Tenured teacher unwilling to improve her pedagogical skills despite being provided with substantial assistance terminated from her position
Broad v New York City Bd./Dept. of Educ., 2017 NY Slip Op 03691, Appellate Division, First Department
Supreme Court granted a New York City tenured teacher's [Teacher] CPLR Article 75 petition to set aside a determination of an arbitrator that sustained numerous disciplinary charges and specifications filed against her and terminating her employment as a tenured teacher.
The New York City Board/Department of Education appealed and the Appellate Division unanimously reversed the lower court's ruling "on the law" and reinstated the arbitrator's decision.
The Appellate Division ruled that the arbitrator's decision had a rational basis and was supported by adequate evidence. The court said that he arbitrator reasonably determined that Teacher's performance had been deficient for two years based on the observations and ratings of the school principal and two assistant principals.
Although some of the charges and specifications were not significant, the Appellate Division noted that "the record reflects that petitioner was provided with substantial assistance over a two-year time period to improve her pedagogical skills, but she was unwilling to improve her performance."
As to the penalty imposed by the arbitrator, termination from employment, the court said that the penalty "does not shock our sense of fairness," citing Russo v NYC Dept of Education, 25 NY3d 946.
The decision is posted on the Internet at:

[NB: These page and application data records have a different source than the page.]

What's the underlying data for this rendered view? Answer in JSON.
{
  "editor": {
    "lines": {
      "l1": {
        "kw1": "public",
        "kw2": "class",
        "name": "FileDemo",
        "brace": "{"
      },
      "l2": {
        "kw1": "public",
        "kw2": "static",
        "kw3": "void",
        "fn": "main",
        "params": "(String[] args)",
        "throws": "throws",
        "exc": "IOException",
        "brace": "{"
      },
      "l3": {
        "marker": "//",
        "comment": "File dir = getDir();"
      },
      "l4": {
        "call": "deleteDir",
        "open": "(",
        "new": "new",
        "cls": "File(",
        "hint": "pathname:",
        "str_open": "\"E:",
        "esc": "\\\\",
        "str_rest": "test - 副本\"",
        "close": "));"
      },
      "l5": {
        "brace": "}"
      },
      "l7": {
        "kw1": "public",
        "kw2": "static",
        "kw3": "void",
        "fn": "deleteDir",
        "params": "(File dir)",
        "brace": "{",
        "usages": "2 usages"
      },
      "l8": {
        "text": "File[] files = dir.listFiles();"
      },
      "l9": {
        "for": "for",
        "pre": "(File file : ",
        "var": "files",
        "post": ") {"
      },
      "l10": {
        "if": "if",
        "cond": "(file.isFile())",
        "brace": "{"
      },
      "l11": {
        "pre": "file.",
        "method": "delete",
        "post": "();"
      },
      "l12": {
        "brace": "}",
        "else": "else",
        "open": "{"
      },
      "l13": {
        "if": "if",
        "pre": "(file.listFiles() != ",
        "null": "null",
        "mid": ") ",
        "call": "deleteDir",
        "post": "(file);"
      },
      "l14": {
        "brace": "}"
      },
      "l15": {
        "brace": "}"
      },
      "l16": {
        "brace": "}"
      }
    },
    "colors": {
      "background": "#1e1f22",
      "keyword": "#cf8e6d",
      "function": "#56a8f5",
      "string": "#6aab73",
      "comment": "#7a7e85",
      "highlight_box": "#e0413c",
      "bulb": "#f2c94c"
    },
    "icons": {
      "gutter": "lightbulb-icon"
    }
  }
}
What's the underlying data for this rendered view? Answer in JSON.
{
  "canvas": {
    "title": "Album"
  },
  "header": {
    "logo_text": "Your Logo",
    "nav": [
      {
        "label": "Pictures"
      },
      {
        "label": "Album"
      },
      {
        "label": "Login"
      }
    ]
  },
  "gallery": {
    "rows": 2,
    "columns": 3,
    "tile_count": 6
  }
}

Challenging Adverse Personnel Decisions - A 765 page electronic book [e-book] focusing on penalties imposed on public employees of New York State and its political subdivisions found guilty of misconduct or incompetence by hearing officers and arbitrators and the judicial review of such penalties. More information is available on the Internet at http://nypplarchives.blogspot.com.